→ **Your goal**
Please retype every entry as written, and keep the pictures out.

Records from a data source
┌──
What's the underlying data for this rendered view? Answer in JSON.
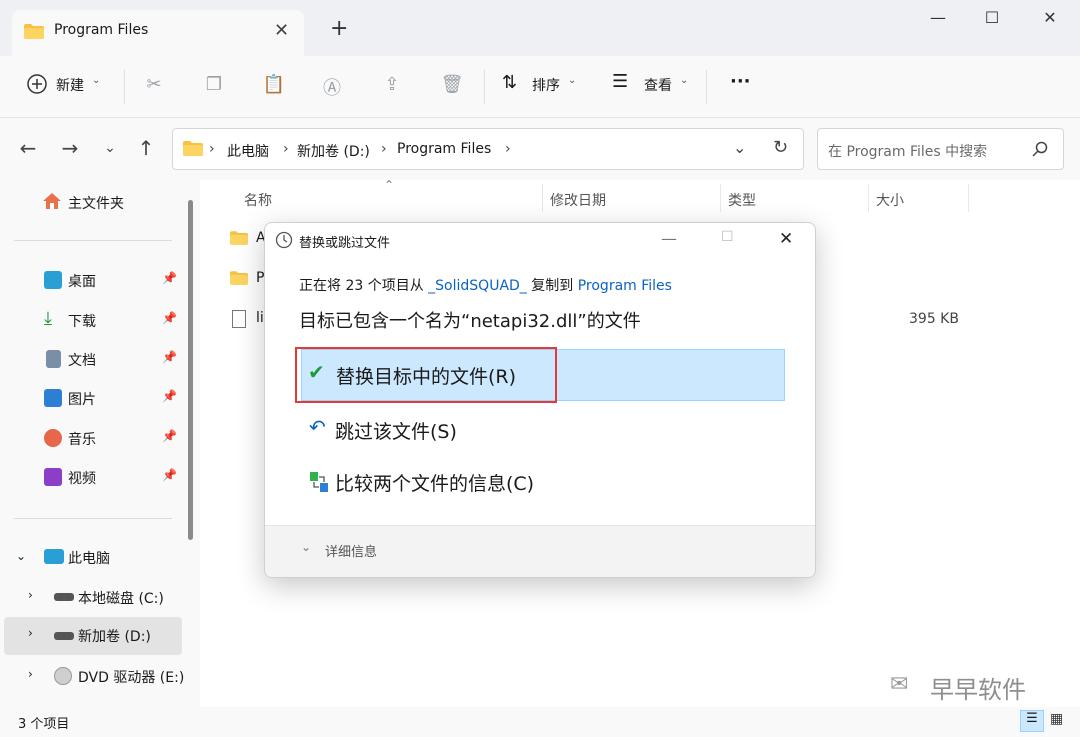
{
  "window": {
    "tab_title": "Program Files",
    "tab_close": "✕",
    "new_tab": "+",
    "minimize": "—",
    "maximize": "☐",
    "close": "✕"
  },
  "toolbar": {
    "new_label": "新建",
    "sort_label": "排序",
    "view_label": "查看",
    "more_label": "···"
  },
  "address": {
    "crumbs": [
      "此电脑",
      "新加卷 (D:)",
      "Program Files"
    ],
    "search_placeholder": "在 Program Files 中搜索"
  },
  "sidebar": {
    "home": "主文件夹",
    "items": [
      {
        "label": "桌面",
        "icon": "desktop-icon"
      },
      {
        "label": "下载",
        "icon": "download-icon"
      },
      {
        "label": "文档",
        "icon": "document-icon"
      },
      {
        "label": "图片",
        "icon": "pictures-icon"
      },
      {
        "label": "音乐",
        "icon": "music-icon"
      },
      {
        "label": "视频",
        "icon": "video-icon"
      }
    ],
    "this_pc": "此电脑",
    "drives": [
      {
        "label": "本地磁盘 (C:)"
      },
      {
        "label": "新加卷 (D:)"
      },
      {
        "label": "DVD 驱动器 (E:)"
      }
    ]
  },
  "columns": {
    "name": "名称",
    "date": "修改日期",
    "type": "类型",
    "size": "大小"
  },
  "files": [
    {
      "name": "A",
      "size": ""
    },
    {
      "name": "P",
      "size": ""
    },
    {
      "name": "li",
      "size": "395 KB"
    }
  ],
  "status": {
    "count": "3 个项目"
  },
  "watermark": {
    "text": "早早软件"
  },
  "dialog": {
    "title": "替换或跳过文件",
    "line1_prefix": "正在将 23 个项目从 ",
    "line1_source": "_SolidSQUAD_",
    "line1_mid": " 复制到 ",
    "line1_dest": "Program Files",
    "line2": "目标已包含一个名为“netapi32.dll”的文件",
    "option_replace": "替换目标中的文件(R)",
    "option_skip": "跳过该文件(S)",
    "option_compare": "比较两个文件的信息(C)",
    "details": "详细信息"
  },
  "colors": {
    "accent": "#0b63c4",
    "selection": "#cce8ff",
    "highlight_red": "#e53935",
    "check_green": "#1e9b3c"
  }
}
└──
→ **Result for this task**
What's the underlying data for this rendered view? Answer in JSON.
{
  "window": {
    "tab_title": "Program Files",
    "tab_close": "✕",
    "new_tab": "+",
    "minimize": "—",
    "maximize": "☐",
    "close": "✕"
  },
  "toolbar": {
    "new_label": "新建",
    "sort_label": "排序",
    "view_label": "查看",
    "more_label": "···"
  },
  "address": {
    "crumbs": [
      "此电脑",
      "新加卷 (D:)",
      "Program Files"
    ],
    "search_placeholder": "在 Program Files 中搜索"
  },
  "sidebar": {
    "home": "主文件夹",
    "items": [
      {
        "label": "桌面",
        "icon": "desktop-icon"
      },
      {
        "label": "下载",
        "icon": "download-icon"
      },
      {
        "label": "文档",
        "icon": "document-icon"
      },
      {
        "label": "图片",
        "icon": "pictures-icon"
      },
      {
        "label": "音乐",
        "icon": "music-icon"
      },
      {
        "label": "视频",
        "icon": "video-icon"
      }
    ],
    "this_pc": "此电脑",
    "drives": [
      {
        "label": "本地磁盘 (C:)"
      },
      {
        "label": "新加卷 (D:)"
      },
      {
        "label": "DVD 驱动器 (E:)"
      }
    ]
  },
  "columns": {
    "name": "名称",
    "date": "修改日期",
    "type": "类型",
    "size": "大小"
  },
  "files": [
    {
      "name": "A",
      "size": ""
    },
    {
      "name": "P",
      "size": ""
    },
    {
      "name": "li",
      "size": "395 KB"
    }
  ],
  "status": {
    "count": "3 个项目"
  },
  "watermark": {
    "text": "早早软件"
  },
  "dialog": {
    "title": "替换或跳过文件",
    "line1_prefix": "正在将 23 个项目从 ",
    "line1_source": "_SolidSQUAD_",
    "line1_mid": " 复制到 ",
    "line1_dest": "Program Files",
    "line2": "目标已包含一个名为“netapi32.dll”的文件",
    "option_replace": "替换目标中的文件(R)",
    "option_skip": "跳过该文件(S)",
    "option_compare": "比较两个文件的信息(C)",
    "details": "详细信息"
  },
  "colors": {
    "accent": "#0b63c4",
    "selection": "#cce8ff",
    "highlight_red": "#e53935",
    "check_green": "#1e9b3c"
  }
}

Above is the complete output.